    Has there ever been a worse stadium in baseball than the Tropicana Dome?

    Every night it seems like there is some mishap, malfunction or mysterious development that could happen only in the home of the Rays.

    Sunday's game was delayed when a batted ball broke a light, Monday's game was delayed by a lightning strike that knocked out a bank of lights, balls hit catwalks over the playing field and get lost in a roof that wasn't designed to be the backdrop for a baseball game.

    That last one cost the Yankees dearly on Tuesday night. Curtis Granderson couldn't find a ball hit to center and it landed about 15 feet away from where he planted himself, loading the bases with one out in the seventh inning.

    Granderson had an excuse for his error, but Boone Logan can't really blame the roof for his inability to handle Elliot Johnson's bouncer back to the mound.

    The tying run scored on that play, and the winner came one batter later when Granderson's sliding catch on a dying quail off Johnny Damon's bat didn't allow him to make a good throw to the plate.

    You could come up with an alternative narrative for the 3-2 loss built around Jeremy Hellickson's start. Other than a two-run homer by Robinson Cano, the Rays rookie starter avoided all trouble and continued to stake his claim to a spot on the short list of the best young starters in baseball.

    Why would you want to do that, though, when you can just blame the awful stadium that even the Rays want to see destroyed?

    Given the fact that the Yankees will have to keep playing there nine times a year until someone ponies up for new digs, it might actually make sense for them to kick in some cash to make it happen.

    Or just let the Rays use the spring training complex across town because that's a lot closer to being a big league quality home field than the monstrosity they are currently using.

    All of this griping about a building obscures Bartolo Colon's start which was a welcome return to effectiveness after his two-game trip to the bottom of the barrel. His fastball had serious life, a season-high nine strikeouts, and he threw it without any of the hesitation about his hamstring that seemed to be part of his motion in Toronto last week.

    In the end, Colon's start matters a lot more than the sorry state of the Rays' facility so the night was as close to a wash as possible for a night that ends with a loss.
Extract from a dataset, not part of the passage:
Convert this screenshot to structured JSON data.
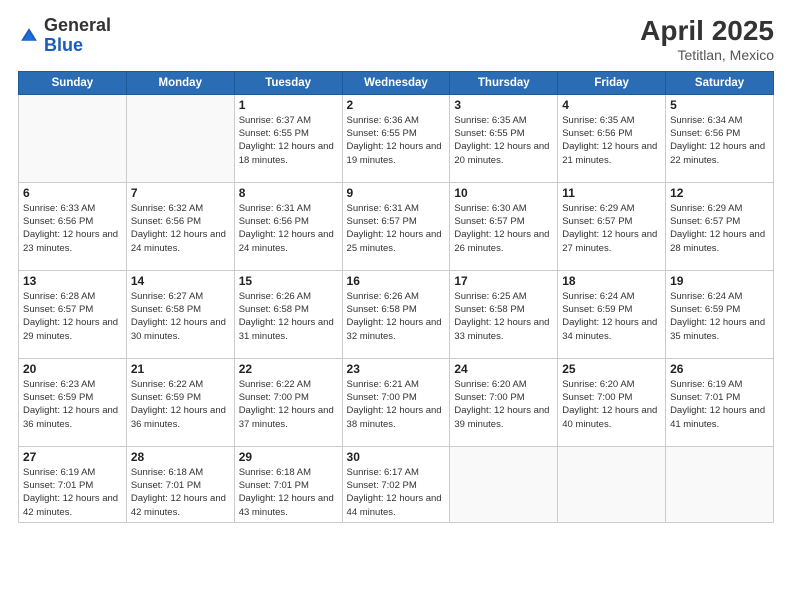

Which makes sense, because a win in the Trop feels like a loss thanks to the surroundings.

    Josh Alper is a writer living in New York City. You can follow him on Twitter and he is also a contributor to Pro Football Talk.